WORK INSTRUCTIONS | Every line of the data below that holds the string "title" needs to be reported.

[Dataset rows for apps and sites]
■ ■ ■ ■

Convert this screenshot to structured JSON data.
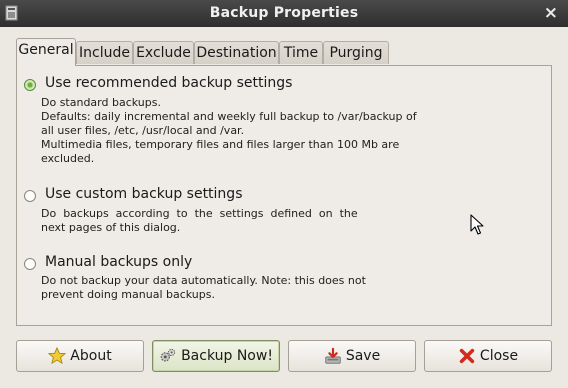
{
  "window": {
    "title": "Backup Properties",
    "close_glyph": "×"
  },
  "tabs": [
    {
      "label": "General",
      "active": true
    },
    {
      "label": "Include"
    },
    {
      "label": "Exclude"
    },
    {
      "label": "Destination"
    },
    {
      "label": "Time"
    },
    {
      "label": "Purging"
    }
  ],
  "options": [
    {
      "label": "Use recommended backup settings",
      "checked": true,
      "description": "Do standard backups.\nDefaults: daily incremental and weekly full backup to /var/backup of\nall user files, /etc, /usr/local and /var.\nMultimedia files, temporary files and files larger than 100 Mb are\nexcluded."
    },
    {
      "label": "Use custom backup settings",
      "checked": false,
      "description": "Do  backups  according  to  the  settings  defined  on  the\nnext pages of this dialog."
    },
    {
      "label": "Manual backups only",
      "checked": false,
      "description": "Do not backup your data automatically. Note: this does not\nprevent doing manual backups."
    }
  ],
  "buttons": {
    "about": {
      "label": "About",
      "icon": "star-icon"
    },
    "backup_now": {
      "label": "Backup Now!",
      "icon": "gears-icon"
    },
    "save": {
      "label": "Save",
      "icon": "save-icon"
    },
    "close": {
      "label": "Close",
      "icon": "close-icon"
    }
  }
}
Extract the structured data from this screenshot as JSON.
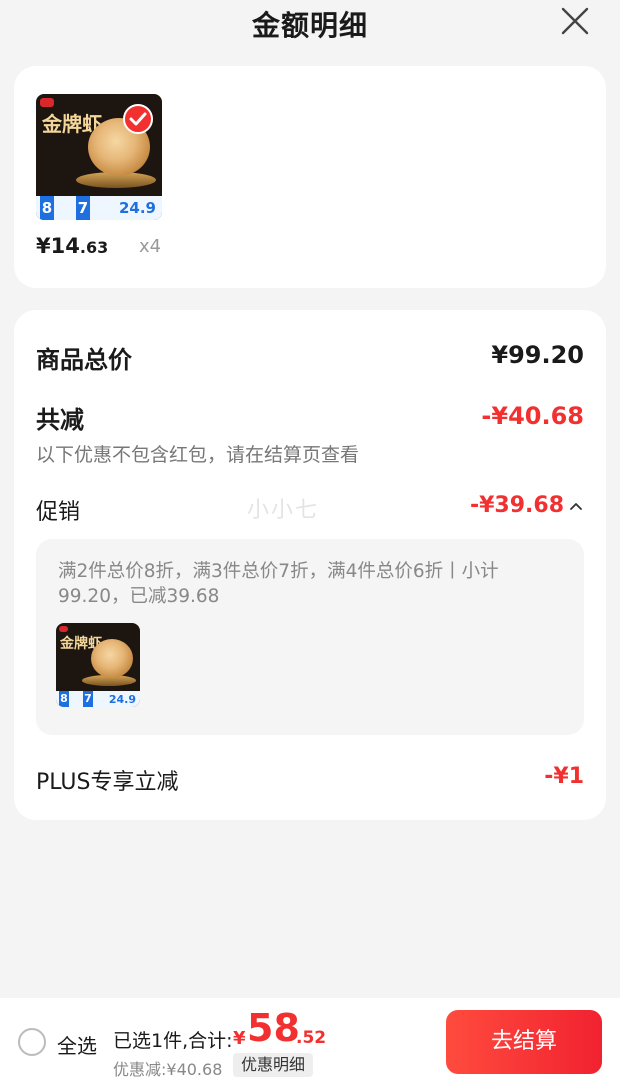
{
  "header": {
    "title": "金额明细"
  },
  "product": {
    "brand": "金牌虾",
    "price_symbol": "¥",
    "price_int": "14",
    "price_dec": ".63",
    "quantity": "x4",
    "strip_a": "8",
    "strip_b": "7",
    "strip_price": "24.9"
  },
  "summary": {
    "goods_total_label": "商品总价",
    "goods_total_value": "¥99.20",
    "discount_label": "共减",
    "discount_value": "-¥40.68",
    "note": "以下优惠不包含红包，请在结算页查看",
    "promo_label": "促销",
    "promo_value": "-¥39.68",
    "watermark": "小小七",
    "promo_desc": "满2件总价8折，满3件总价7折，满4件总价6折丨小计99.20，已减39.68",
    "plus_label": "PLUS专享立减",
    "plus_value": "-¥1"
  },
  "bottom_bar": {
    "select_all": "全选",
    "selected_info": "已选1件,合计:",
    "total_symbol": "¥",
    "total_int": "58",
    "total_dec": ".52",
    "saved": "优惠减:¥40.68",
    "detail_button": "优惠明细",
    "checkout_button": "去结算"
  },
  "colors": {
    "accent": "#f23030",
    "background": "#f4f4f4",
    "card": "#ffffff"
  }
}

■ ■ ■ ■

RESULT FOR THIS TASK |
    "title": "Backup Properties",
    "title": "金额明细"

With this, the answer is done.